At the same time, it can be really useful for a beginning improviser to work on a modal piece because it helps develop a sense of period (so feeling the bar, and the 4-bar periods) and a lot of modal progressions have really surprising chord changes that are easier to hear so that you don’t get lost when you play because you can easily hear what is going on.




This can be much more complicated with a Jazz standard. So there are pros and cons to learning modal pieces in the beginning that you might want to be aware of, but of course mainly if you aim to learn to also play Jazz standards.


My Aebersold backing track was clearly way too fast for me to play over it, and in this first attempt at learning a Jazz standard then I did not sit down and make my own slower and clearer backing track which is what I did later, just recording me playing the chords, but there is a funny side effect to practicing slowly when it comes to Jazz.


Practicing Slowly – The Wrong way

Any song that you play slowly enough becomes modal. You can easily try, just play a II V I but make each chord 4 or 8 bars long, and then you will hear how the forward motion of the progression disappears. This is also how The 2nd Miles Davis quintet made songs like Stella by Starlight and My Funny Valentine into modal pieces: slowing them down so that the function of the harmony disappears.


So when you want to practice slowly on a Jazz standard, then maybe it is not about taking the tempo too far down that will work against you because you can’t hear the flow of the harmony which is as important if you want to develop your jazz skills. Instead, you can slow other things down so that you internalize the harmony and learn to improvise over the chords. I have other videos on improvising with chord tones and in my course, I even reduce that as a starting point before gradually helping you develop your playing so that includes arpeggios, scales, chromatic phrases and octave displacement.
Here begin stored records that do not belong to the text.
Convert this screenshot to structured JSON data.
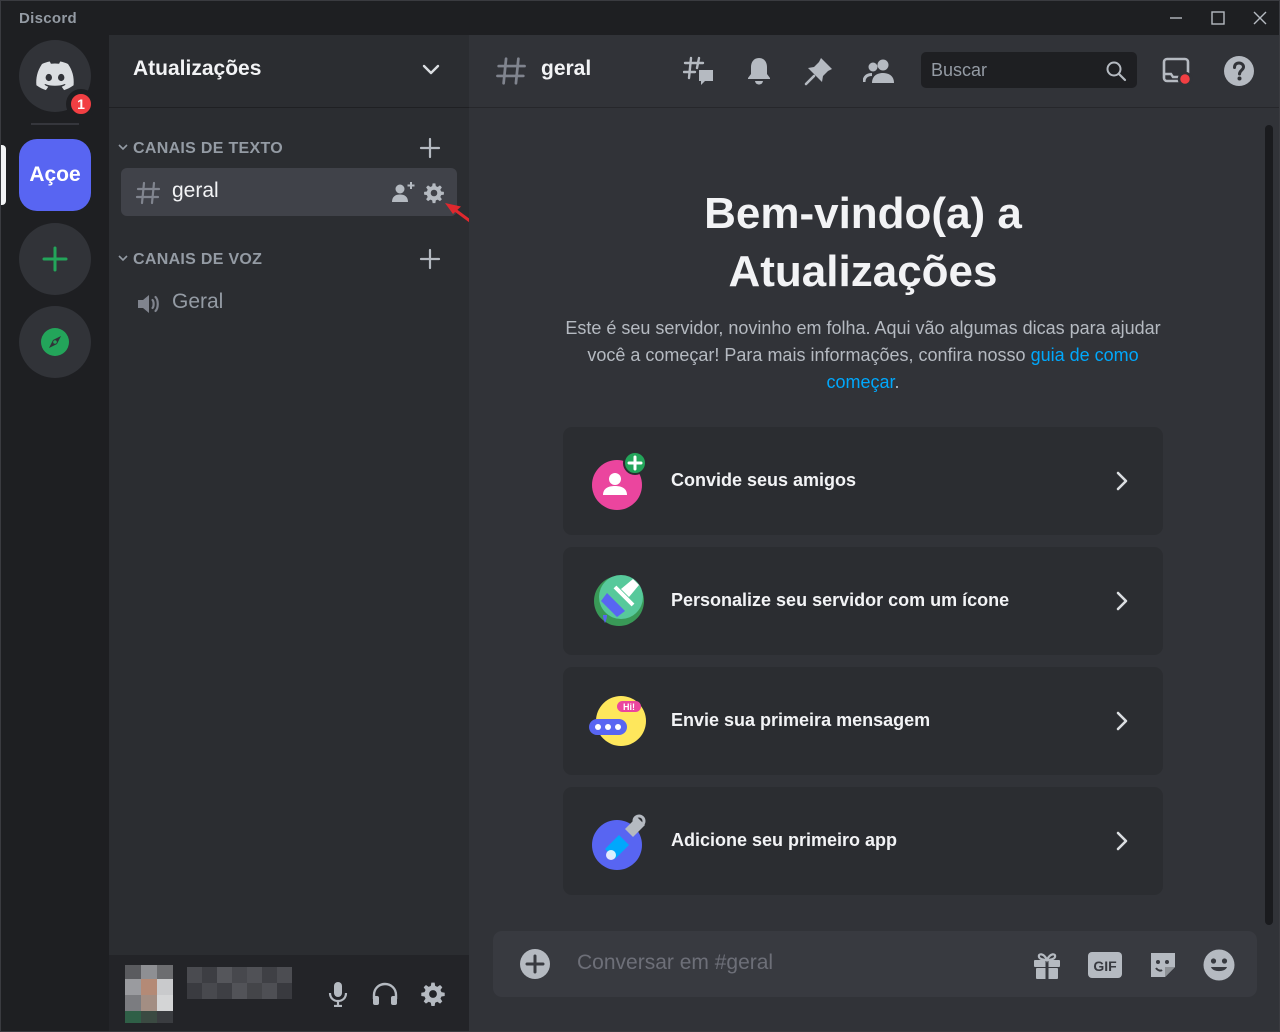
{
  "window": {
    "app_title": "Discord"
  },
  "rail": {
    "home_badge": "1",
    "server_abbrev": "Açoe"
  },
  "sidebar": {
    "server_name": "Atualizações",
    "categories": [
      {
        "label": "CANAIS DE TEXTO"
      },
      {
        "label": "CANAIS DE VOZ"
      }
    ],
    "text_channels": [
      {
        "name": "geral"
      }
    ],
    "voice_channels": [
      {
        "name": "Geral"
      }
    ]
  },
  "header": {
    "channel_name": "geral",
    "search_placeholder": "Buscar"
  },
  "welcome": {
    "title_line1": "Bem-vindo(a) a",
    "title_line2": "Atualizações",
    "desc_text": "Este é seu servidor, novinho em folha. Aqui vão algumas dicas para ajudar você a começar! Para mais informações, confira nosso ",
    "desc_link": "guia de como começar",
    "desc_end": ".",
    "cards": [
      {
        "label": "Convide seus amigos"
      },
      {
        "label": "Personalize seu servidor com um ícone"
      },
      {
        "label": "Envie sua primeira mensagem"
      },
      {
        "label": "Adicione seu primeiro app"
      }
    ],
    "hi_bubble": "Hi!"
  },
  "composer": {
    "placeholder": "Conversar em #geral",
    "gif_label": "GIF"
  },
  "colors": {
    "blurple": "#5865f2",
    "green": "#23a55a",
    "red": "#f23f43",
    "link": "#00a8fc"
  }
}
Another important aspect is to focus on the short chord progressions that are the building blocks of a Jazz standard progression. That is what makes it both easier to remember the chords and also what will make it easier to improvise over them because you have those shorter building blocks in your ears and in your fingers.